$$\frac{dJ\left(a,\,Q\right)}{da} <\left.\frac{dJ_R}{d a}\right|_{\Delta a=0} .\label{eq:JstabilityTmp}$$

In order to use non-dimensional entities, one can define the, geometry and loading-dependent, tearing as

$$T =\frac{E}{\left(\sigma_p^0\right)^2} \frac{dJ\left(a,\,Q\right)}{da}\,, \label{eq:tearing}$$

and the critical tearing, which is a material value, but might depend on the test specimen considered for its evaluation,
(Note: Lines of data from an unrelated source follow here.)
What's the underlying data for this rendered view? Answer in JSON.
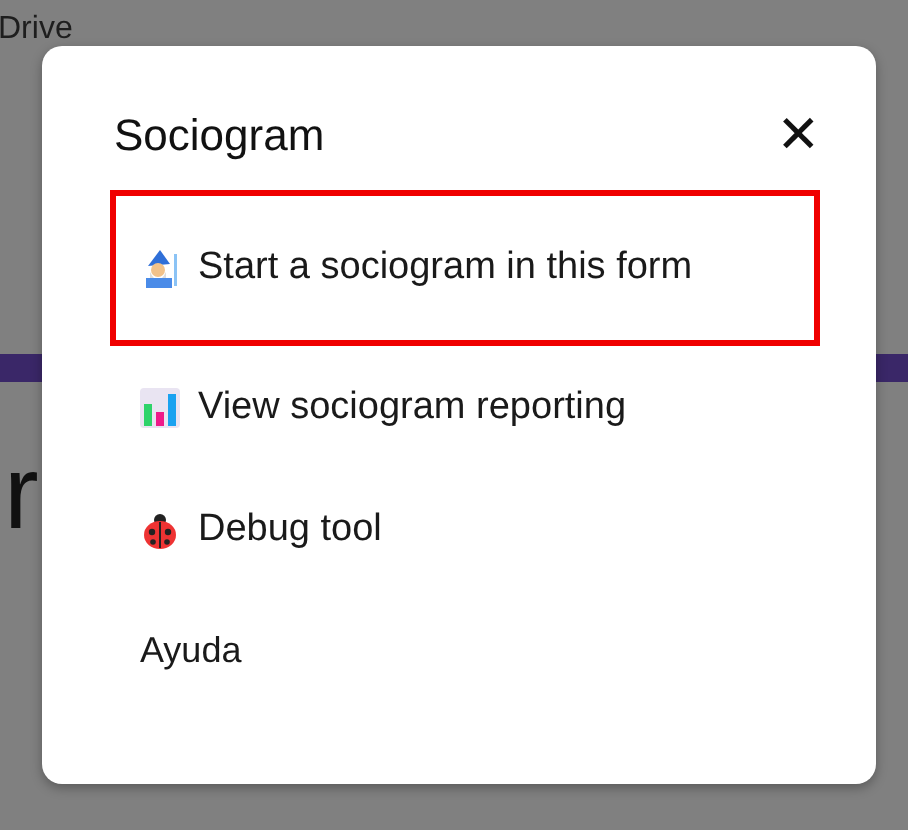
{
  "background": {
    "title": "Drive",
    "heading_fragment": "r"
  },
  "dialog": {
    "title": "Sociogram",
    "close": "✕",
    "items": [
      {
        "label": "Start a sociogram in this form",
        "kind": "wizard",
        "highlighted": true
      },
      {
        "label": "View sociogram reporting",
        "kind": "chart",
        "highlighted": false
      },
      {
        "label": "Debug tool",
        "kind": "bug",
        "highlighted": false
      },
      {
        "label": "Ayuda",
        "kind": "plain",
        "highlighted": false
      }
    ]
  }
}
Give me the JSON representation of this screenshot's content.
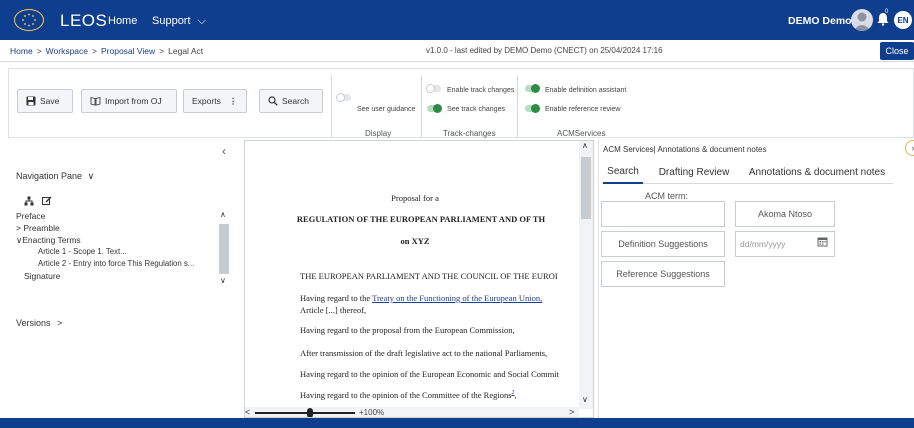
{
  "colors": {
    "header_bg": "#0f3e8e",
    "accent_green": "#2e8b45",
    "link": "#1e3f8a"
  },
  "header": {
    "brand": "LEOS",
    "nav": {
      "home": "Home",
      "support": "Support"
    },
    "user_name": "DEMO Demo",
    "notification_count": "0",
    "language": "EN"
  },
  "breadcrumb": {
    "items": [
      "Home",
      "Workspace",
      "Proposal View"
    ],
    "current": "Legal Act",
    "version_info": "v1.0.0 - last edited by DEMO Demo (CNECT) on 25/04/2024 17:16",
    "close_label": "Close"
  },
  "toolbar": {
    "save": "Save",
    "import": "Import from OJ",
    "exports": "Exports",
    "search": "Search",
    "user_guidance": "See user guidance",
    "enable_track": "Enable track changes",
    "see_track": "See track changes",
    "enable_definition": "Enable definition assistant",
    "enable_reference": "Enable reference review",
    "group_display": "Display",
    "group_track": "Track-changes",
    "group_acm": "ACMServices"
  },
  "nav_pane": {
    "title": "Navigation Pane",
    "tree": [
      {
        "label": "Preface",
        "level": 0
      },
      {
        "label": "> Preamble",
        "level": 0
      },
      {
        "label": "∨Enacting Terms",
        "level": 0
      },
      {
        "label": "Article 1 - Scope 1. Text...",
        "level": 2
      },
      {
        "label": "Article 2 - Entry into force This Regulation s...",
        "level": 2
      },
      {
        "label": "Signature",
        "level": 1
      }
    ],
    "versions": "Versions"
  },
  "document": {
    "proposal_for": "Proposal for a",
    "title": "REGULATION OF THE EUROPEAN PARLIAMENT AND OF TH",
    "subtitle": "on XYZ",
    "enacting": "THE EUROPEAN PARLIAMENT AND THE COUNCIL OF THE EUROI",
    "para1_a": "Having regard to the ",
    "para1_link": "Treaty on the Functioning of the European Union,",
    "para1_b": "Article [...] thereof,",
    "para2": "Having regard to the proposal from the European Commission,",
    "para3": "After transmission of the draft legislative act to the national Parliaments,",
    "para4": "Having regard to the opinion of the European Economic and Social Commit",
    "para5": "Having regard to the opinion of the Committee of the Regions",
    "para5_sup": "2",
    "para5_end": ",",
    "zoom": "+100%"
  },
  "right_pane": {
    "title": "ACM Services| Annotations & document notes",
    "tabs": [
      "Search",
      "Drafting Review",
      "Annotations & document notes"
    ],
    "acm_term_label": "ACM term:",
    "akoma": "Akoma Ntoso",
    "definition_suggestions": "Definition Suggestions",
    "date_placeholder": "dd/mm/yyyy",
    "reference_suggestions": "Reference Suggestions"
  }
}
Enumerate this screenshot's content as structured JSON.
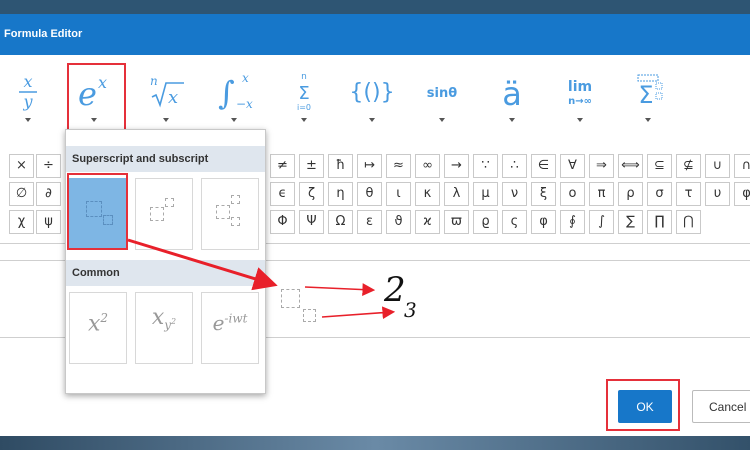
{
  "dialog": {
    "title": "Formula Editor"
  },
  "toolbar": {
    "buttons": [
      {
        "name": "fraction",
        "icon": "fraction-icon",
        "glyph": "x/y"
      },
      {
        "name": "superscript-subscript",
        "icon": "superscript-icon",
        "glyph": "e^x"
      },
      {
        "name": "radical",
        "icon": "radical-icon",
        "glyph": "ⁿ√x"
      },
      {
        "name": "integral",
        "icon": "integral-icon",
        "glyph": "∫"
      },
      {
        "name": "large-operator",
        "icon": "sum-icon",
        "glyph": "Σ"
      },
      {
        "name": "bracket",
        "icon": "bracket-icon",
        "glyph": "{()}"
      },
      {
        "name": "function",
        "icon": "function-icon",
        "glyph": "sinθ"
      },
      {
        "name": "accent",
        "icon": "accent-icon",
        "glyph": "ä"
      },
      {
        "name": "limit-log",
        "icon": "limit-icon",
        "glyph": "lim n→∞"
      },
      {
        "name": "operator",
        "icon": "operator-icon",
        "glyph": "Σ"
      }
    ]
  },
  "symbols": {
    "row1_left": [
      "×",
      "÷"
    ],
    "row2_left": [
      "∅",
      "∂"
    ],
    "row3_left": [
      "χ",
      "ψ"
    ],
    "row1_right": [
      "≠",
      "±",
      "ħ",
      "↦",
      "≈",
      "∞",
      "→",
      "∵",
      "∴",
      "∈",
      "∀",
      "⇒",
      "⟺",
      "⊆",
      "⊈",
      "∪",
      "∩"
    ],
    "row2_right": [
      "ϵ",
      "ζ",
      "η",
      "θ",
      "ι",
      "κ",
      "λ",
      "μ",
      "ν",
      "ξ",
      "ο",
      "π",
      "ρ",
      "σ",
      "τ",
      "υ",
      "φ"
    ],
    "row3_right": [
      "Φ",
      "Ψ",
      "Ω",
      "ε",
      "ϑ",
      "ϰ",
      "ϖ",
      "ϱ",
      "ς",
      "φ",
      "∮",
      "∫",
      "∑",
      "∏",
      "⋂"
    ]
  },
  "popup": {
    "section1_label": "Superscript and subscript",
    "section2_label": "Common",
    "common_items": [
      {
        "base": "x",
        "sup": "2"
      },
      {
        "base": "x",
        "sub": "y",
        "subsup": "2"
      },
      {
        "base": "e",
        "sup": "-iwt"
      }
    ]
  },
  "editor": {
    "result_base": "2",
    "result_sub": "3"
  },
  "buttons": {
    "ok_label": "OK",
    "cancel_label": "Cancel"
  },
  "colors": {
    "accent": "#1777c9",
    "highlight": "#e5303a",
    "icon_blue": "#4a9be0",
    "selected_tile": "#7eb6e4"
  }
}
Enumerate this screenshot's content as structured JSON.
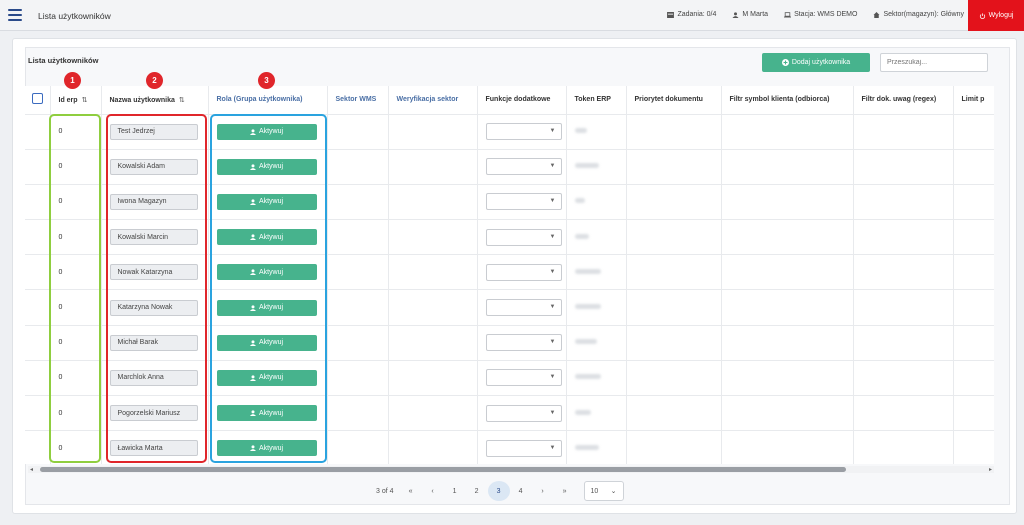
{
  "topbar": {
    "title": "Lista użytkowników",
    "tasks": "Zadania: 0/4",
    "user": "M Marta",
    "station": "Stacja: WMS DEMO",
    "sector": "Sektor(magazyn): Główny",
    "logout": "Wyloguj"
  },
  "main": {
    "list_title": "Lista użytkowników",
    "add_button": "Dodaj użytkownika",
    "search_placeholder": "Przeszukaj..."
  },
  "table": {
    "headers": {
      "id_erp": "Id erp",
      "name": "Nazwa użytkownika",
      "role": "Rola (Grupa użytkownika)",
      "sector_wms": "Sektor WMS",
      "verification": "Weryfikacja sektor",
      "functions": "Funkcje dodatkowe",
      "token": "Token ERP",
      "priority": "Priorytet dokumentu",
      "client_filter": "Filtr symbol klienta (odbiorca)",
      "notes_filter": "Filtr dok. uwag (regex)",
      "limit": "Limit p"
    },
    "sort_icon": "⇅",
    "role_button_label": "Aktywuj",
    "rows": [
      {
        "id": "0",
        "name": "Test Jedrzej"
      },
      {
        "id": "0",
        "name": "Kowalski Adam"
      },
      {
        "id": "0",
        "name": "Iwona Magazyn"
      },
      {
        "id": "0",
        "name": "Kowalski Marcin"
      },
      {
        "id": "0",
        "name": "Nowak Katarzyna"
      },
      {
        "id": "0",
        "name": "Katarzyna Nowak"
      },
      {
        "id": "0",
        "name": "Michał Barak"
      },
      {
        "id": "0",
        "name": "Marchlok Anna"
      },
      {
        "id": "0",
        "name": "Pogorzelski Mariusz"
      },
      {
        "id": "0",
        "name": "Ławicka Marta"
      }
    ]
  },
  "annotations": {
    "badge1": "1",
    "badge2": "2",
    "badge3": "3",
    "colors": {
      "green": "#8fce3f",
      "red": "#e0262b",
      "blue": "#2aa3df"
    }
  },
  "pagination": {
    "info": "3 of 4",
    "first": "«",
    "prev": "‹",
    "pages": [
      "1",
      "2",
      "3",
      "4"
    ],
    "active_page": "3",
    "next": "›",
    "last": "»",
    "per_page": "10"
  },
  "colors": {
    "accent": "#47b38d",
    "logout": "#e3121b",
    "nav": "#2a4a8a"
  }
}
$$T_0 =\frac{E}{\left(\sigma_p^0\right)^2} \left.\frac{dJ_R}{da}\right|_{\Delta a=0}\,.\label{eq:tearing0}$$

The crack stability condition (\ref{eq:JstabilityTmp}) thus becomes

$$T < T_0 .\label{eq:Jstability}$$

Typical values obtained for toughness tests on a Compact Tension specimen are reported here below for indication purpose only. In particular, one wants to observe the difference of values between ductile materials such as steel, and the more brittle aluminum alloy. Note also the effect of the temperature, which is not monotonic.

Material Specimen Temperature [$\deg$ C] $\frac{\sigma_p^0+\sigma_{\text{TS}}}{2}$ [MPA] $J_{IC}$ [MPA$\cdot$m] $\frac{dJ}{da}$ [MPA] $T$ [-] $D$ [mm]

ASTM 470 (Cr-Mo-V)

CT
149
621
0.084
48.5
25.5
1.78
260
621
0.074
49
25.8
1.52
427
592
0.088
84
48.6
1.01

ASTM A453 (Stainless steel)

CT
24
931
0.124
141
32.8
204
820
0.107
84
25.6
1.27
427
772
0.092
65
22.4

6061-T651 (Aluminum)

CT
24
298.2
0.0178
3.45
2.79
5